*** The data Section Begins ***

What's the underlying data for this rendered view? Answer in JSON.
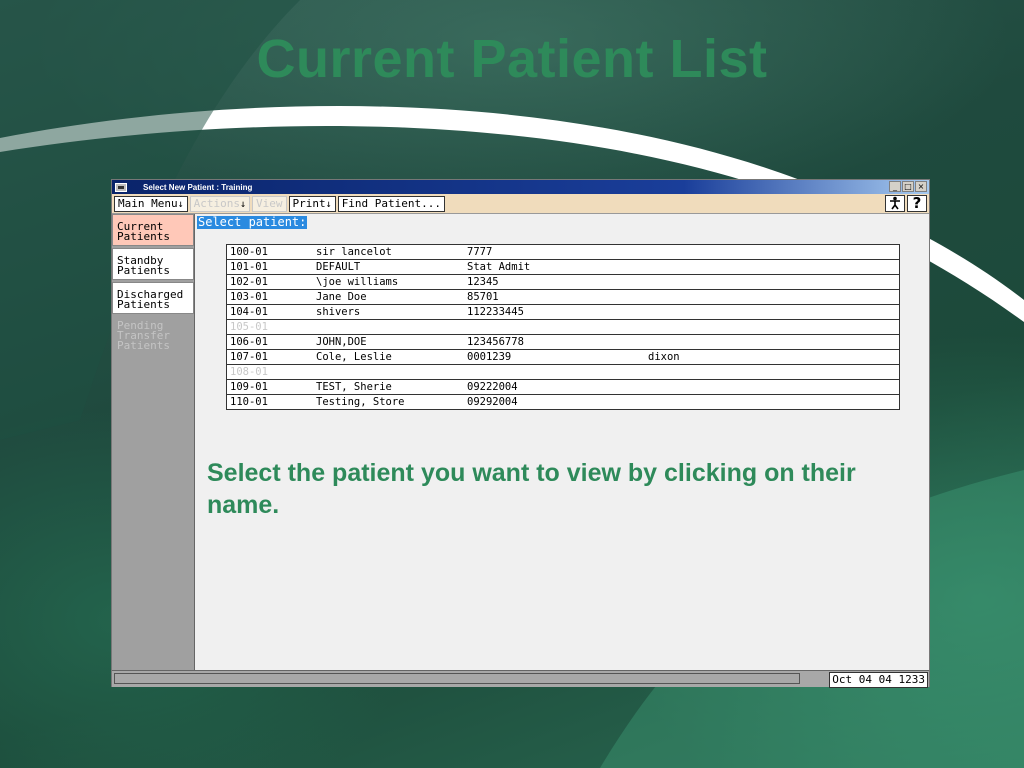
{
  "slide": {
    "title": "Current Patient List",
    "instruction": "Select the patient you want to view by clicking on their name."
  },
  "window": {
    "title": "Select New Patient :  Training",
    "controls": [
      "_",
      "□",
      "×"
    ]
  },
  "menubar": {
    "main_menu": "Main Menu",
    "actions": "Actions",
    "view": "View",
    "print": "Print",
    "find_patient": "Find Patient...",
    "arrow": "↓",
    "person_icon": "person-icon",
    "help_icon": "?"
  },
  "sidebar": {
    "items": [
      {
        "label": "Current\nPatients",
        "state": "active"
      },
      {
        "label": "Standby\nPatients",
        "state": "normal"
      },
      {
        "label": "Discharged\nPatients",
        "state": "normal"
      },
      {
        "label": "Pending\nTransfer\nPatients",
        "state": "disabled"
      }
    ]
  },
  "content": {
    "select_label": "Select patient:"
  },
  "patients": [
    {
      "id": "100-01",
      "name": "sir lancelot",
      "number": "7777",
      "extra": ""
    },
    {
      "id": "101-01",
      "name": "DEFAULT",
      "number": "Stat Admit",
      "extra": ""
    },
    {
      "id": "102-01",
      "name": "\\joe williams",
      "number": "12345",
      "extra": ""
    },
    {
      "id": "103-01",
      "name": "Jane Doe",
      "number": "85701",
      "extra": ""
    },
    {
      "id": "104-01",
      "name": "shivers",
      "number": "112233445",
      "extra": ""
    },
    {
      "id": "105-01",
      "name": "",
      "number": "",
      "extra": ""
    },
    {
      "id": "106-01",
      "name": "JOHN,DOE",
      "number": "123456778",
      "extra": ""
    },
    {
      "id": "107-01",
      "name": "Cole, Leslie",
      "number": "0001239",
      "extra": "dixon"
    },
    {
      "id": "108-01",
      "name": "",
      "number": "",
      "extra": ""
    },
    {
      "id": "109-01",
      "name": "TEST, Sherie",
      "number": "09222004",
      "extra": ""
    },
    {
      "id": "110-01",
      "name": "Testing, Store",
      "number": "09292004",
      "extra": ""
    }
  ],
  "statusbar": {
    "datetime": "Oct 04 04 1233"
  },
  "colors": {
    "title_green": "#2e8a5a",
    "active_tab": "#ffc8b8",
    "menubar": "#f0dcbc",
    "select_highlight": "#2a8ae0"
  }
}
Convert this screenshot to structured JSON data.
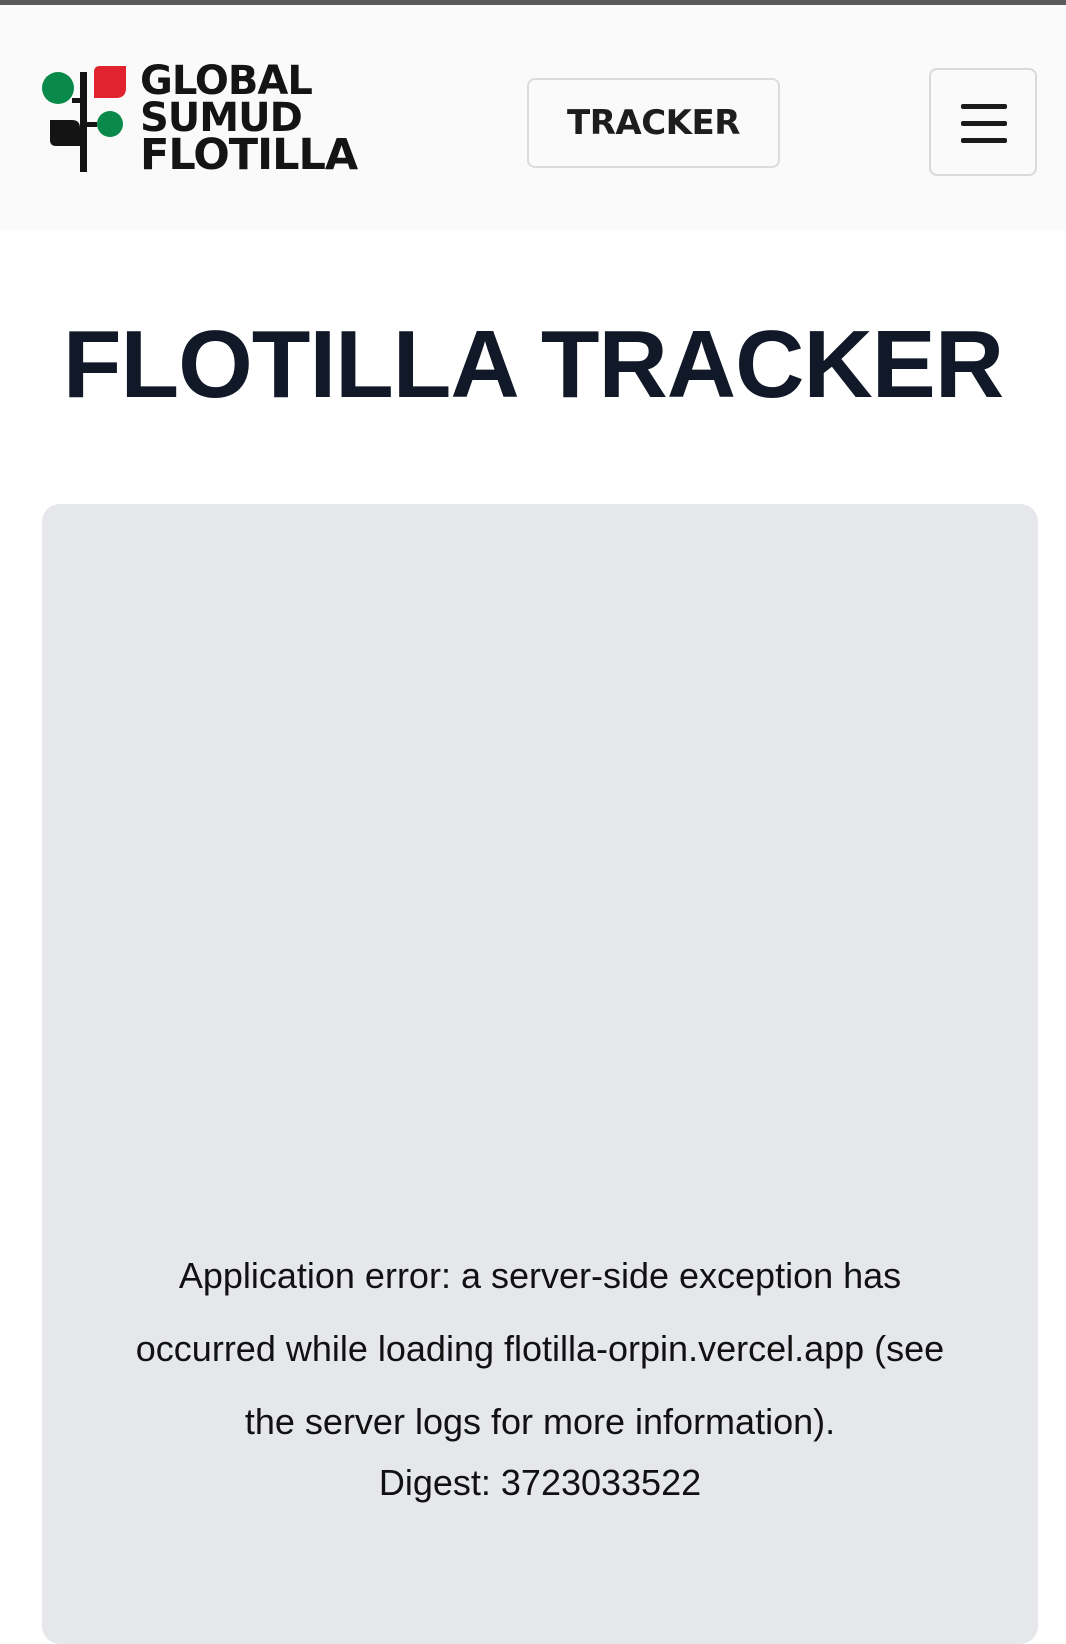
{
  "header": {
    "logo_lines": [
      "GLOBAL",
      "SUMUD",
      "FLOTILLA"
    ],
    "tracker_button_label": "TRACKER",
    "menu_icon": "hamburger-menu-icon",
    "logo_colors": {
      "green": "#0a8a4a",
      "red": "#e0232e",
      "black": "#141414"
    }
  },
  "main": {
    "title": "FLOTILLA TRACKER",
    "error": {
      "message": "Application error: a server-side exception has occurred while loading flotilla-orpin.vercel.app (see the server logs for more information).",
      "digest": "Digest: 3723033522"
    }
  }
}
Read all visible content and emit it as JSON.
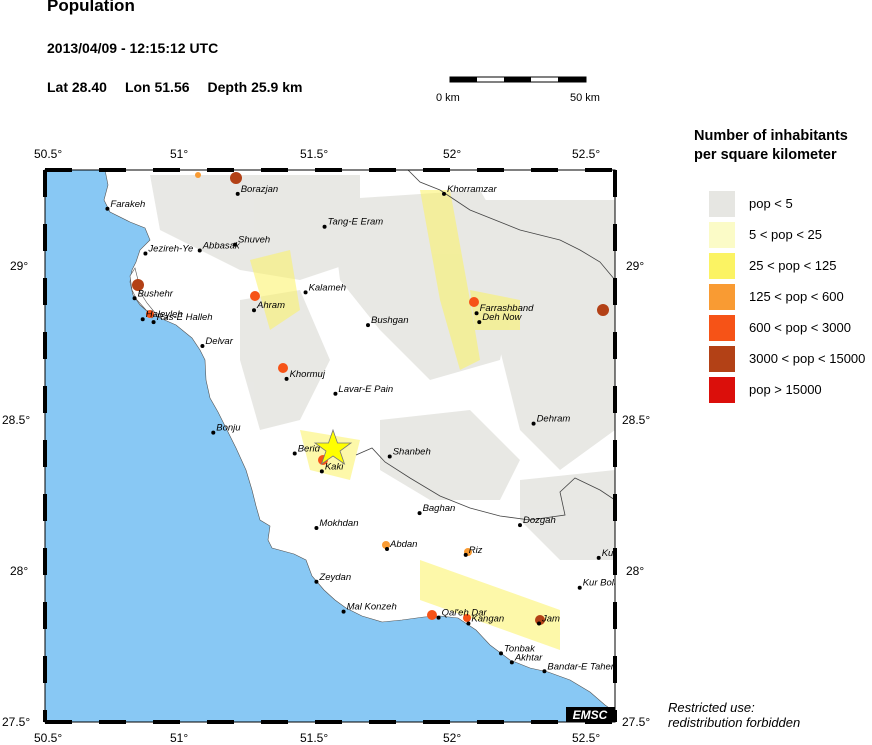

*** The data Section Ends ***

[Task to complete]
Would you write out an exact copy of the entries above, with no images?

[Written solution]
What's the underlying data for this rendered view? Answer in JSON.
{
  "slide": {
    "title": "Current Patient List",
    "instruction": "Select the patient you want to view by clicking on their name."
  },
  "window": {
    "title": "Select New Patient :  Training",
    "controls": [
      "_",
      "□",
      "×"
    ]
  },
  "menubar": {
    "main_menu": "Main Menu",
    "actions": "Actions",
    "view": "View",
    "print": "Print",
    "find_patient": "Find Patient...",
    "arrow": "↓",
    "person_icon": "person-icon",
    "help_icon": "?"
  },
  "sidebar": {
    "items": [
      {
        "label": "Current\nPatients",
        "state": "active"
      },
      {
        "label": "Standby\nPatients",
        "state": "normal"
      },
      {
        "label": "Discharged\nPatients",
        "state": "normal"
      },
      {
        "label": "Pending\nTransfer\nPatients",
        "state": "disabled"
      }
    ]
  },
  "content": {
    "select_label": "Select patient:"
  },
  "patients": [
    {
      "id": "100-01",
      "name": "sir lancelot",
      "number": "7777",
      "extra": ""
    },
    {
      "id": "101-01",
      "name": "DEFAULT",
      "number": "Stat Admit",
      "extra": ""
    },
    {
      "id": "102-01",
      "name": "\\joe williams",
      "number": "12345",
      "extra": ""
    },
    {
      "id": "103-01",
      "name": "Jane Doe",
      "number": "85701",
      "extra": ""
    },
    {
      "id": "104-01",
      "name": "shivers",
      "number": "112233445",
      "extra": ""
    },
    {
      "id": "105-01",
      "name": "",
      "number": "",
      "extra": ""
    },
    {
      "id": "106-01",
      "name": "JOHN,DOE",
      "number": "123456778",
      "extra": ""
    },
    {
      "id": "107-01",
      "name": "Cole, Leslie",
      "number": "0001239",
      "extra": "dixon"
    },
    {
      "id": "108-01",
      "name": "",
      "number": "",
      "extra": ""
    },
    {
      "id": "109-01",
      "name": "TEST, Sherie",
      "number": "09222004",
      "extra": ""
    },
    {
      "id": "110-01",
      "name": "Testing, Store",
      "number": "09292004",
      "extra": ""
    }
  ],
  "statusbar": {
    "datetime": "Oct 04 04 1233"
  },
  "colors": {
    "title_green": "#2e8a5a",
    "active_tab": "#ffc8b8",
    "menubar": "#f0dcbc",
    "select_highlight": "#2a8ae0"
  }
}
Convert this screenshot to structured JSON data.
{
  "header": {
    "logo_lines": [
      "GLOBAL",
      "SUMUD",
      "FLOTILLA"
    ],
    "tracker_button_label": "TRACKER",
    "menu_icon": "hamburger-menu-icon",
    "logo_colors": {
      "green": "#0a8a4a",
      "red": "#e0232e",
      "black": "#141414"
    }
  },
  "main": {
    "title": "FLOTILLA TRACKER",
    "error": {
      "message": "Application error: a server-side exception has occurred while loading flotilla-orpin.vercel.app (see the server logs for more information).",
      "digest": "Digest: 3723033522"
    }
  }
}
Read all visible content and emit it as JSON.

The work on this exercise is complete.